By Lata Jha:
There are many of its kind, but Sony’s Crime Patrol Dastak seems to have struck a special chord with audiences. A dramatisation of real life crime cases in India, it has become a staple of many households and has been on air since 2003. Viewers swear by its authenticity and execution, its effort to educate and spread awareness among viewers, and host Anoop Soni’s moralistic spin on the crimes.
You could say it gives rise to a lot of unnecessary paranoia. But the truth is that the world around us is stranger than fiction. Various things motivate people and often decent-looking people plot crimes. Its moralistic view you might not always care for, but people say it keeps them on guard and tells them how critical factors like love and infatuation are today.

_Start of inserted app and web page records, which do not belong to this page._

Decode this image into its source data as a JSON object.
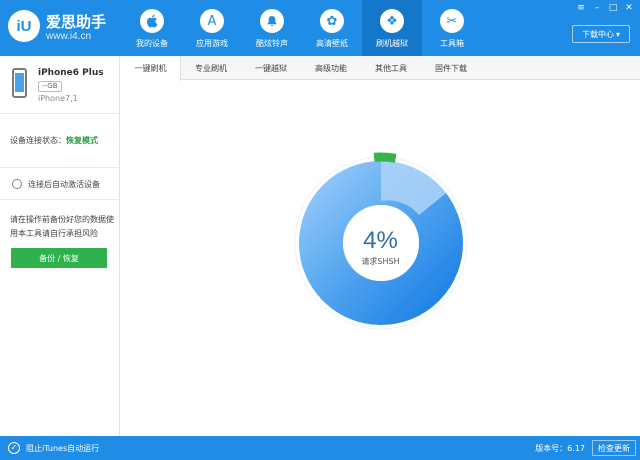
{
  "app": {
    "logo_mark": "iU",
    "name": "爱思助手",
    "url": "www.i4.cn"
  },
  "nav": [
    {
      "label": "我的设备",
      "icon": "apple-icon",
      "glyph": ""
    },
    {
      "label": "应用游戏",
      "icon": "app-store-icon",
      "glyph": "A"
    },
    {
      "label": "酷炫铃声",
      "icon": "bell-icon",
      "glyph": "🔔"
    },
    {
      "label": "高清壁纸",
      "icon": "flower-icon",
      "glyph": "✿"
    },
    {
      "label": "刷机越狱",
      "icon": "dropbox-icon",
      "glyph": "❖"
    },
    {
      "label": "工具箱",
      "icon": "tools-icon",
      "glyph": "✂"
    }
  ],
  "window_controls": {
    "menu": "≡",
    "minimize": "–",
    "maximize": "□",
    "close": "✕"
  },
  "download_center": {
    "label": "下载中心",
    "arrow": "▾"
  },
  "device": {
    "name": "iPhone6 Plus",
    "capacity": "--GB",
    "model": "iPhone7,1"
  },
  "connection": {
    "label": "设备连接状态：",
    "value": "恢复模式"
  },
  "auto_activate": {
    "label": "连接后自动激活设备"
  },
  "tip": "请在操作前备份好您的数据使用本工具请自行承担风险",
  "backup_button": "备份 / 恢复",
  "tabs": [
    {
      "label": "一键刷机",
      "active": true
    },
    {
      "label": "专业刷机",
      "active": false
    },
    {
      "label": "一键越狱",
      "active": false
    },
    {
      "label": "高级功能",
      "active": false
    },
    {
      "label": "其他工具",
      "active": false
    },
    {
      "label": "固件下载",
      "active": false
    }
  ],
  "progress": {
    "percent_text": "4%",
    "value": 0.04,
    "label": "请求SHSH"
  },
  "footer": {
    "check": "✓",
    "itunes_label": "阻止iTunes自动运行",
    "version": "版本号：6.17",
    "update_button": "检查更新"
  },
  "colors": {
    "primary": "#1f8de5",
    "active_nav": "#1577c9",
    "ring_outer": "#2c8ae8",
    "ring_inner": "#5aa9f0",
    "ring_highlight": "#a7d0f7",
    "progress": "#38b34a",
    "status_green": "#2e9e47"
  }
}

A fresh change from regular soaps, it often restores your faith in the system and its ability to act as a watchdog. But there is no doubt the negativity gets to you. When you watch a rape, it plays on your mind. A lot of viewers have turned away from the show for that reason. They feel there is no need to dramatise such gruesome acts. News can just be read in the papers.
It’s equally true that the show’s no-nonsense advice works for people, especially women. A lot of females have reported staying more alert of the things and people around them, thanks to the show. The point has probably been driven home because the stories don’t deal with hardened criminals but with regular people who become criminals because of greed, lust and frustration, among other human susceptibilities.
These are ordinary people leading normal lives. Things happen to them the way they could happen to any of us. In a way, the show just holds up the mirror for you. But do we really want to look into it? Are we sure we want to know exactly how unsafe we are at the end of a long, tiring day? Also since we have no option but to go back to that life the next day?
The answer is debatable.